By the way, this isn't just Hector's software. He can pull a guest user in so they’re not emailing PDFs and things are getting lost. It’s about getting in and saying, ‘Hey, a picture's worth a thousand words. What if you could look at the picture of what we are trying to accomplish?’
Guzman: If somebody makes a change, or if the tech goes in and replaces something, everyone knows that that's now a Hanwha camera and here's the Mac address, here's the IP address and here’s when it was installed. Then you can start building your schedule of maintenance off that.
SIW: You recently released version 2.0 of this software. What are some of the upgrades?
Carlson: About 18 months ago we had to make a tough decision to rewrite the software because the infrastructure wasn’t multi-platform. We have a lot of customers who are really purist on iPad and others are purist on Android, or even now with Microsoft. We got multi-platform based on one code, and to our customers, it means a lot because someone could choose Android and another person could choose iPad. And 2.0 is a lot faster and the user interface is much cleaner.

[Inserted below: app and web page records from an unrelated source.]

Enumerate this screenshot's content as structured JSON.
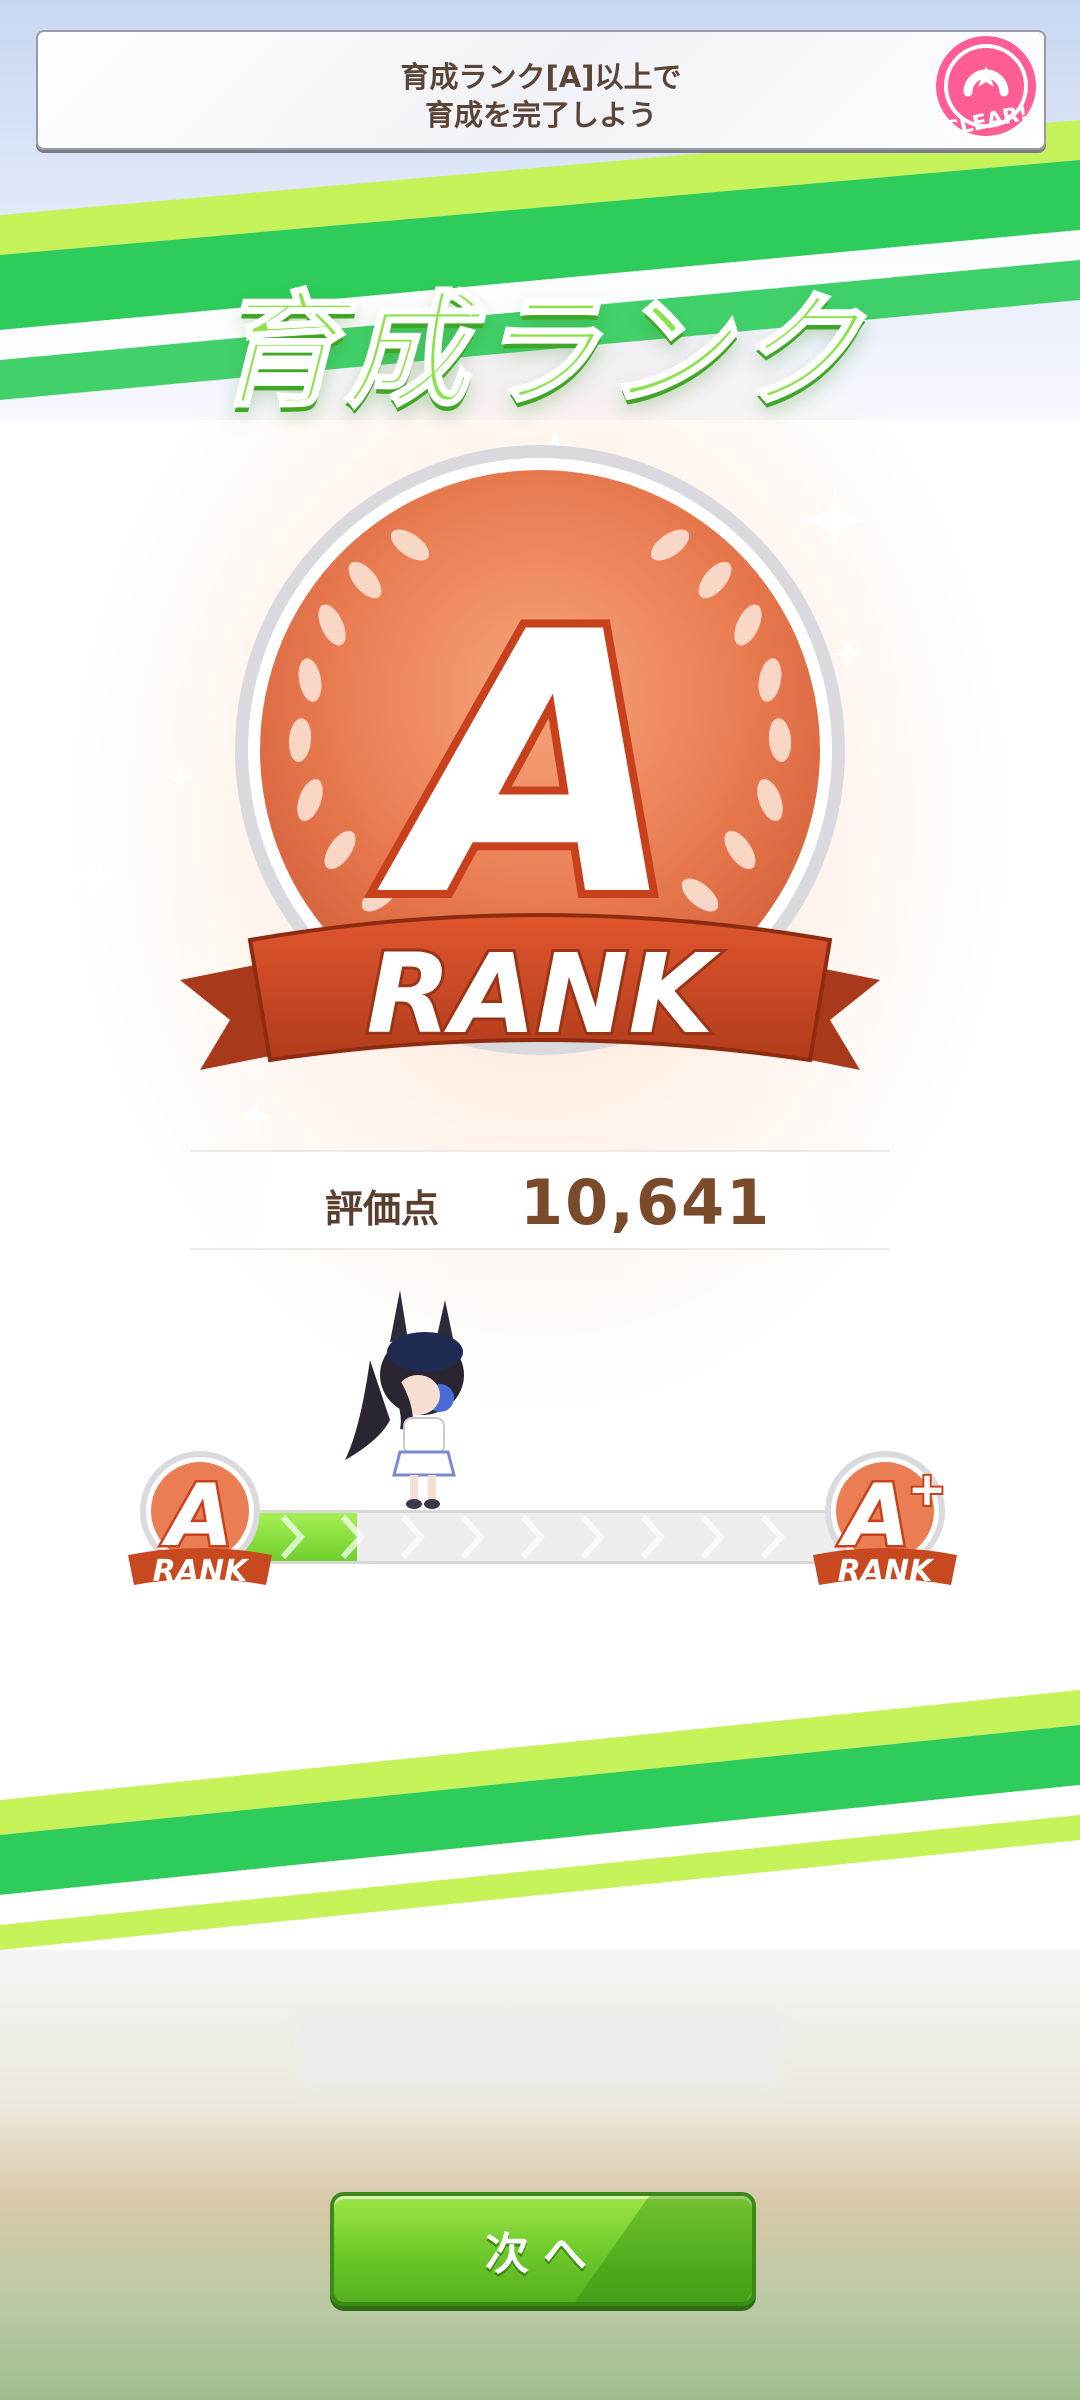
{
  "mission": {
    "line1": "育成ランク[A]以上で",
    "line2": "育成を完了しよう",
    "stamp_label": "CLEAR!"
  },
  "title": "育成ランク",
  "medal": {
    "letter": "A",
    "ribbon_label": "RANK",
    "color": "#e8774a"
  },
  "score": {
    "label": "評価点",
    "value": "10,641"
  },
  "progress": {
    "current_rank_letter": "A",
    "current_rank_label": "RANK",
    "next_rank_letter": "A",
    "next_rank_suffix": "+",
    "next_rank_label": "RANK",
    "fraction": 0.19
  },
  "button": {
    "next_label": "次へ"
  },
  "colors": {
    "accent_green": "#6cc82a",
    "stripe_green": "#2ecc5a",
    "lime": "#c6f25a",
    "brown_text": "#5b4536"
  }
}
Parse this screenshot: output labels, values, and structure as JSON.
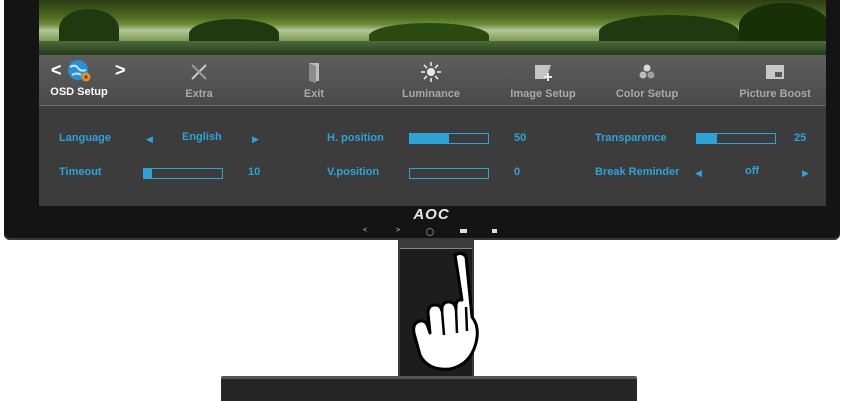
{
  "brand": {
    "logo": "AOC"
  },
  "front_buttons": {
    "left": "<",
    "right": ">",
    "enter_icon": "enter-icon",
    "menu_icon": "menu-icon",
    "power_icon": "power-icon"
  },
  "menu": {
    "tabs": [
      {
        "label": "OSD Setup",
        "icon": "globe-gear-icon",
        "active": true
      },
      {
        "label": "Extra",
        "icon": "tools-icon"
      },
      {
        "label": "Exit",
        "icon": "door-icon"
      },
      {
        "label": "Luminance",
        "icon": "sun-icon"
      },
      {
        "label": "Image Setup",
        "icon": "image-setup-icon"
      },
      {
        "label": "Color Setup",
        "icon": "color-dots-icon"
      },
      {
        "label": "Picture Boost",
        "icon": "picture-boost-icon"
      }
    ],
    "nav_left": "<",
    "nav_right": ">"
  },
  "settings": {
    "language": {
      "label": "Language",
      "value": "English"
    },
    "timeout": {
      "label": "Timeout",
      "value": "10",
      "level": 10
    },
    "h_position": {
      "label": "H. position",
      "value": "50",
      "level": 50
    },
    "v_position": {
      "label": "V.position",
      "value": "0",
      "level": 0
    },
    "transparence": {
      "label": "Transparence",
      "value": "25",
      "level": 25
    },
    "break_reminder": {
      "label": "Break Reminder",
      "value": "off"
    }
  },
  "colors": {
    "accent": "#2fa3d6",
    "menu_bg": "#4a4a4a",
    "panel_bg": "#3c3c3c"
  }
}
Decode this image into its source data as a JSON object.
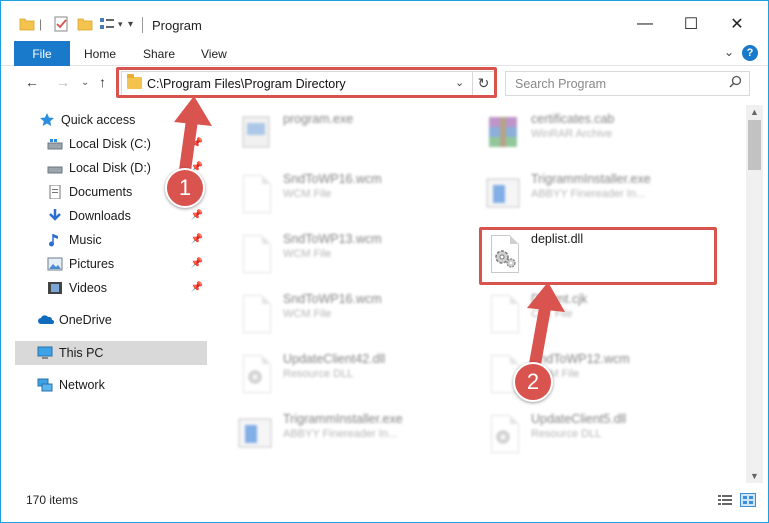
{
  "window": {
    "title": "Program",
    "minimize": "—",
    "maximize": "☐",
    "close": "✕"
  },
  "ribbon": {
    "tabs": [
      "File",
      "Home",
      "Share",
      "View"
    ],
    "help": "?"
  },
  "address": {
    "path": "C:\\Program Files\\Program Directory",
    "search_placeholder": "Search Program"
  },
  "nav": {
    "items": [
      {
        "label": "Quick access",
        "icon": "star-icon"
      },
      {
        "label": "Local Disk (C:)",
        "icon": "drive-icon"
      },
      {
        "label": "Local Disk (D:)",
        "icon": "drive-icon"
      },
      {
        "label": "Documents",
        "icon": "documents-icon"
      },
      {
        "label": "Downloads",
        "icon": "download-icon"
      },
      {
        "label": "Music",
        "icon": "music-icon"
      },
      {
        "label": "Pictures",
        "icon": "pictures-icon"
      },
      {
        "label": "Videos",
        "icon": "videos-icon"
      },
      {
        "label": "OneDrive",
        "icon": "cloud-icon"
      },
      {
        "label": "This PC",
        "icon": "computer-icon"
      },
      {
        "label": "Network",
        "icon": "network-icon"
      }
    ]
  },
  "files": [
    {
      "name": "program.exe",
      "desc": ""
    },
    {
      "name": "certificates.cab",
      "desc": "WinRAR Archive"
    },
    {
      "name": "SndToWP16.wcm",
      "desc": "WCM File"
    },
    {
      "name": "TrigrammInstaller.exe",
      "desc": "ABBYY Finereader In..."
    },
    {
      "name": "SndToWP13.wcm",
      "desc": "WCM File"
    },
    {
      "name": "deplist.dll",
      "desc": ""
    },
    {
      "name": "SndToWP16.wcm",
      "desc": "WCM File"
    },
    {
      "name": "Defrmt.cjk",
      "desc": "CJK File"
    },
    {
      "name": "UpdateClient42.dll",
      "desc": "Resource DLL"
    },
    {
      "name": "SndToWP12.wcm",
      "desc": "WCM File"
    },
    {
      "name": "TrigrammInstaller.exe",
      "desc": "ABBYY Finereader In..."
    },
    {
      "name": "UpdateClient5.dll",
      "desc": "Resource DLL"
    }
  ],
  "status": {
    "count": "170 items"
  },
  "callouts": [
    "1",
    "2"
  ],
  "colors": {
    "accent": "#1979ca",
    "highlight": "#d9534f"
  }
}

SIW: You have several manufacturer partners, including i-Pro, Verkada and Hanwha Vision. Describe your relationship with them.
Carlson: I came from a manufacturer, and I remember thinking, ‘There’s kind of a three-legged stool here, right?’ There are system integrators, the end users and the manufacturers.
Hanwha was the first one who understood this opportunity. There's no money that changes hands between System Surveyor and the manufacturers. They all provide their catalog, it's open public-source information, they pull it down in a format and you can put it into System Surveyor and automatically drag and drop.
We’ve got video surveillance fairly tied up, but increasingly we’re broadening into other areas. What about lighting and video surveillance? What about sound? No one manufacturer has gotten this all figured out. I mean, they would like to probably say that they do, but it's a system made up of cabling and lots of elements. It would be interesting to see more come along in access control.